I’ve been such a person and has read hundreds of books of the years, admittedly skim reading the story-esc ones, due to my of foolishness at the time.

As I’ve gone back and reread these story books of lifting, Ive found new appreciation for them.

They hold not only training principles and methodologies.

Oh no, they hold something much more valuable as well.


They hold heart, or what some might call indomitable spirit, perhaps even attitude, regardless of the semantics, the message is clear.

Those lifting legends thought differently, they had that extra gear as it were. That defined focus that many of us lack, hence why we only really make mediocre progress – yes, mediocre.

Even those who we think are training hard are lacking.

In the book mentioned above there are many excerpts that speak of people lifting only twice per week and hitting world record numbers (if you check the records you’ll find it all true).

Could you make such progress on two sessions a week?

I highly doubt it. I couldn’t, not with my current attitude in training.

This goes to show just how things have changed, and by things I mean people, or at least our resolve and work ethic.

We’ve grown lazy, so very lazy.

If you’ve just sat and thought “What… screw you, I’m not lazy” or something similar, that’s your ego talking and unless you’re at the peak of your own personal pyramid and chosen endeavour you’re not working hard enough, or rather, working hard enough in the smartest way possible.

Here is an example of just how an attitude was back in the day –

Bill Pearl, he used to train at 4am.

Yep, 4am, before the world got p he’d already be grinning away to forge his body in a fire of iron, sweat and many repetitions.

He had a normal job too, plus lived a fairly busy life, so before you bring up your excuses understand this person had them as well, he simply didn’t let them stop him becoming a legend of lifting.

From reading in to the lives of people form yesterday I fear we’ve grown soft, reliant on our comfortable lifestyles.

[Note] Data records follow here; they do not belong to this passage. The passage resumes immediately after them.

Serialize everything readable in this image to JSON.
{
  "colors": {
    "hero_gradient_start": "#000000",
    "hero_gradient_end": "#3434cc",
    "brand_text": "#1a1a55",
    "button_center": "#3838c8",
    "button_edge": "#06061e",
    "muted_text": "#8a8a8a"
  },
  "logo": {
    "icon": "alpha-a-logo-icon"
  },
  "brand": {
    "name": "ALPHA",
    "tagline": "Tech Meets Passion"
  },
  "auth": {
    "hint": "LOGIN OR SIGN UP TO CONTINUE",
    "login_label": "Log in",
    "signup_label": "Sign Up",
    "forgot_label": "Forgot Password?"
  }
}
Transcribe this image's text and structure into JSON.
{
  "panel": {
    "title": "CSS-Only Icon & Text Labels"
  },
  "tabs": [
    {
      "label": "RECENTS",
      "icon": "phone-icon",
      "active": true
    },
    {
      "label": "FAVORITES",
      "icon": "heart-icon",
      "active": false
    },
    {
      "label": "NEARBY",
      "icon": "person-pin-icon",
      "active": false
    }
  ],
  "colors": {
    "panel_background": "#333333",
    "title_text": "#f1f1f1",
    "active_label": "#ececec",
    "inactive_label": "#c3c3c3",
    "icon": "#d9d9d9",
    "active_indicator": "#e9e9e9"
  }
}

We’ve lost our edge.

The attitude now is one of ‘I will do more but with less intensity’ – for most people anyway, I’m sure you will explain how you’re the exception, that being the case I wish I was you.

In the book you also get the sense that theme & women of yesteryear trained to break boundaries and hammer their of limitations, I’m not saying some don’t do this now, they just lack the conviction of old.

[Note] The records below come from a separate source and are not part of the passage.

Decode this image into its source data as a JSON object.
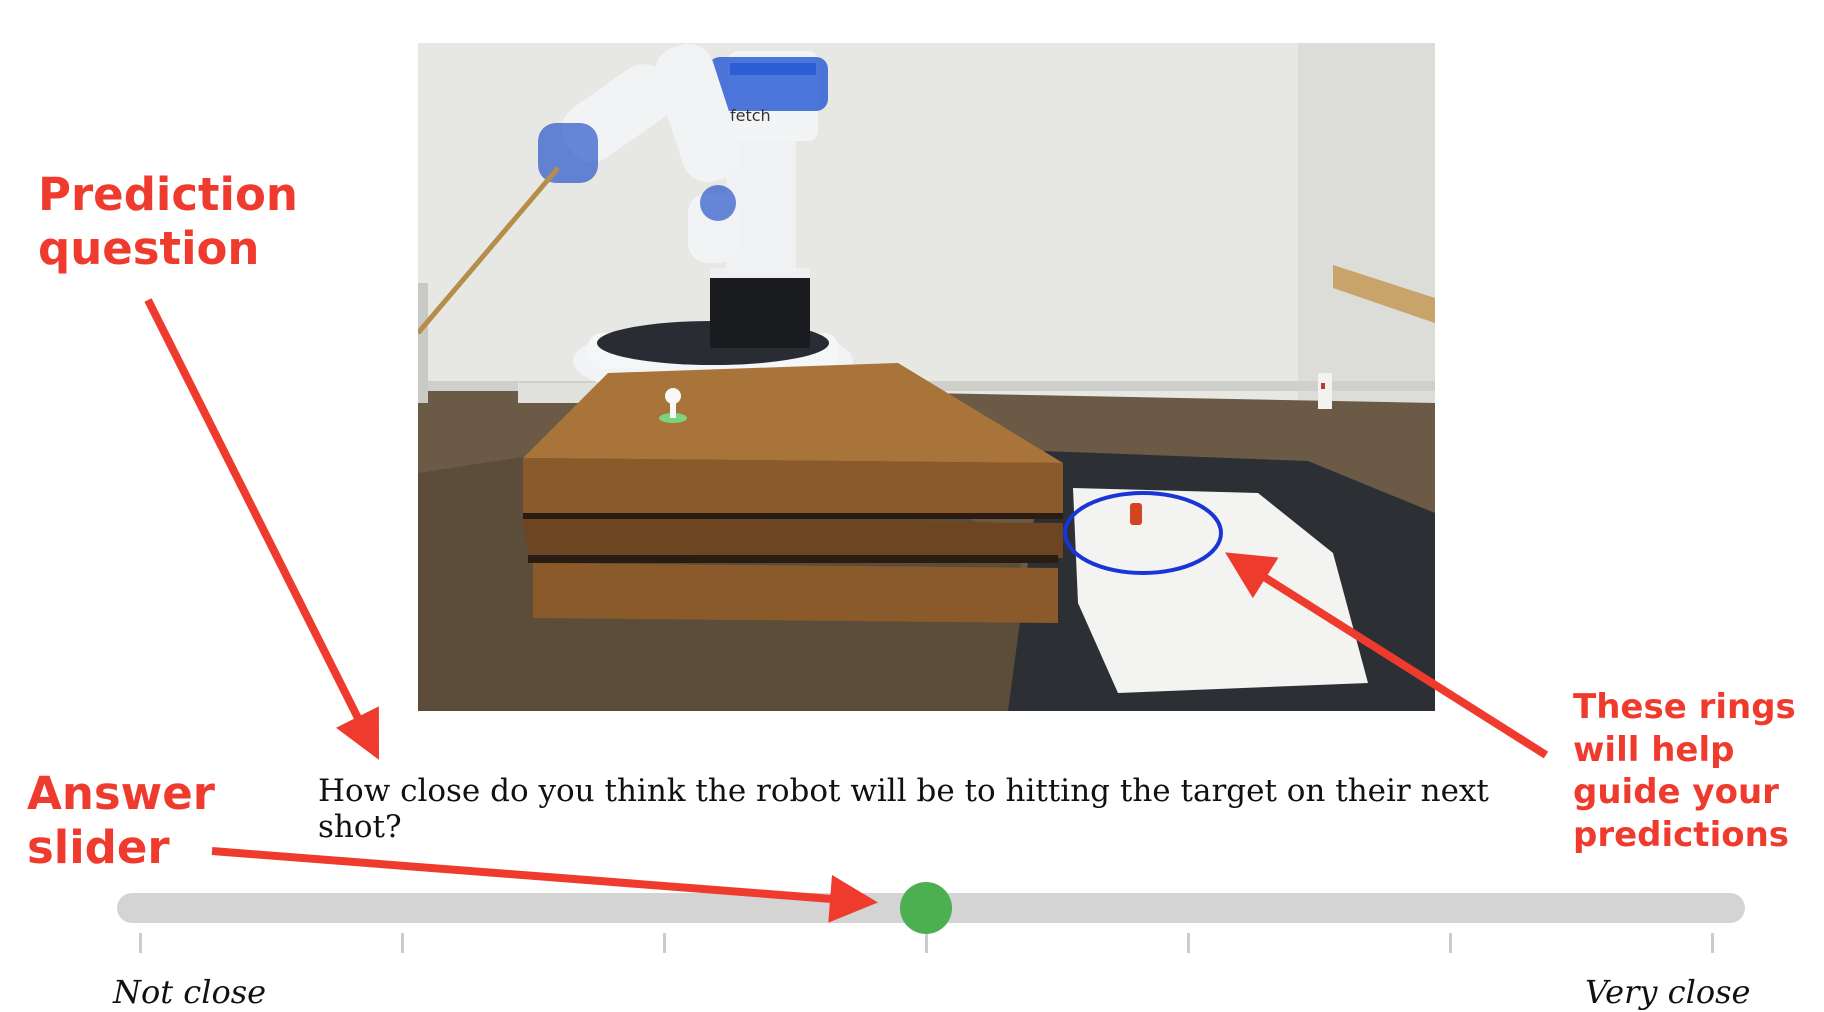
{
  "annotations": {
    "prediction_question": "Prediction\nquestion",
    "answer_slider": "Answer\nslider",
    "rings_hint": "These rings\nwill help\nguide your\npredictions"
  },
  "question": {
    "text": "How close do you think the robot will be to hitting the target on their next shot?"
  },
  "slider": {
    "min_label": "Not close",
    "max_label": "Very close",
    "value": 0.5,
    "tick_count": 7,
    "thumb_color": "#4caf50",
    "track_color": "#d4d4d4"
  },
  "scene": {
    "robot_label": "fetch"
  },
  "colors": {
    "annotation": "#ef3b2d",
    "ring": "#1a35d6"
  }
}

The modern world has beaten people down with how we ‘should’ look, behave, think, feel and ugh more. It’s no wonder people have so many mental health issues these days.

If you want to expand your thought and learn what it is to I speak of in this post, I suggest reading these three books:

The Purposeful Primitive – Marty Gallagher

Super Strength – Alan Calvert

Secrets of My Strength – Paul Anderson

There are many more great books of old, you can find them here:


What’s old is new again.


Leave a comment

Filed under Fitness, Nutrition & Health

6 short lessons of success.

Everyone want’s to succeed, yet not everyone will… Unless you take heed of these sage words.
1 – It doesn’t happen overnight, there’s always a lot of work that goes on behind the scenes.
2 – If you’re not upsetting people you’re not pushing the boundaries you need to.
3 – Success doesn’t care if you’ve had a bad day, feel ill or made a mistake, regardless of circumstance success will still demand sacrifice for it’s fruits.
4 – Hitting the pinnacle is a privilege, not a right.
5 – If not you, it will be someone else.
6 – You’ll have to keep doing more and more and more to boost your skill because no one starts out good at anything and if they do they never amount to anything because they take that gift fro granted.
Chances are you ready know the above, most people do yet they still feel they’re entitled to some sort of success when this is not the case, nor has it ever been. If you want something you’d better be prepared to work your ass off for it.

Leave a comment

Filed under Fitness, Nutrition & Health